If you’ve been injured working on a major project at a large commercial building, then you may understand that there are certain laws that can protect you and entitle you to compensation. What you may not know, though, is that the statutes’ protections go farther than that. They can apply to a large range of construction or repair-related tasks on commercial or residential properties, unless a legal exception applies.
In other words, after you’ve been hurt at work, you may have more legal options than you otherwise would have thought. Be sure to check with a knowledgeable New York City construction injury attorney about the legal avenues available to you.
S.S. was one of those workers, having accepted a job to remove gutters from a property in Queens. While he was removing those gutters, S.S. fell from a ladder and suffered significant injuries. As a result of the harm he suffered, S.S. sued the property’s owners for damages under Section 240(1) of the New York Labor Law, which protects workers when they’re injured in a fall due to inadequate fall protection.
The owners of the property, whom S.S. named as defendants in the case, were S.S.’s mother and aunt. S.S. also sued his cousin, who was the third resident of the home.
S.S. was not successful in his case, but his unfavorable outcome offers the potential of good news for other people who are hurt doing work on residential properties. S.S. lost because both halves of a two-part exception applied to his situation. That exception covers “owners of one and two-family dwellings who contract for but do not direct or control the work.”
The home involved in S.S.’s case was a property with only one entrance. Each of the three occupants lived on three different floors, but each resident’s area was only accessible by the one front entrance and then by internal staircases. Based on that evidence, the home counted as a one-family dwelling.
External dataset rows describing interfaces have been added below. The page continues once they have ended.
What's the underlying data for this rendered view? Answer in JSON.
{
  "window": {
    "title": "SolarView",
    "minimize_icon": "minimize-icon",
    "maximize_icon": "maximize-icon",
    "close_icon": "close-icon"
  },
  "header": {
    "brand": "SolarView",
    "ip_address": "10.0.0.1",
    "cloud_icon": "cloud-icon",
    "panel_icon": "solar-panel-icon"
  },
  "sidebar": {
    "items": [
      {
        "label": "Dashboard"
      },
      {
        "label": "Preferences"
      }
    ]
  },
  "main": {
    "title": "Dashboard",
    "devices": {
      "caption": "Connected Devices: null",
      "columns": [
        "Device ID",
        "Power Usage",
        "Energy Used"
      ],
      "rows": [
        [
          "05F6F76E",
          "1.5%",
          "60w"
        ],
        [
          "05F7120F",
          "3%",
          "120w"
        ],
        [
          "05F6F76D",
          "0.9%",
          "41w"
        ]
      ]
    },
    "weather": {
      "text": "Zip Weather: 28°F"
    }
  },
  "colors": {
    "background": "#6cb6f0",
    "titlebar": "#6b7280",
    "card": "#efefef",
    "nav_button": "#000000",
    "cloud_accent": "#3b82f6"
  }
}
It is important to note that, just because an owner establishes that the property was a one-family or two-family home, that, by itself, doesn’t automatically mean that your case as a worker is hopeless. The law also requires that the owners “do not direct or control the work.”
So, what does it mean for an owner to ‘direct’ or ‘control’ your work?
S.S. lost because the home was a one-family dwelling and because his mother simply made a general request for the removal of the gutters. If, for example, S.S.’s mother had asked him to remove the gutters from the home she shared with her sister and nephew, that she wanted the rear gutters removed first, the gutters from the sides of the home done second and the gutters from the front removed last, that she wanted the old gutters placed in the alley behind the home, that she wanted him to use the green ladder she kept in the garage and that she wanted the job finished by Friday, then that evidence (or proof of a similar nature) might be enough to establish that the mother was directing and/or controlling the work. If you have that, then the exception doesn’t apply and doesn’t force your case to be thrown out, even if the property was just your mother’s single-family home.
Many New York laws apply to a broad range of workers to ensure they are protected. Even if the accident that caused your injury didn’t happen at a stereotypical “construction job,” that doesn’t mean you can’t win your case based on construction injury laws. Talk to the knowledgeable New York City construction accident attorneys at Arcia & Associates to find out how we can help. Our team has many years taking on, and winning, a wide variety of construction injury cases and we’re ready to get to work for you.
Contact us at 718-424-2222 today.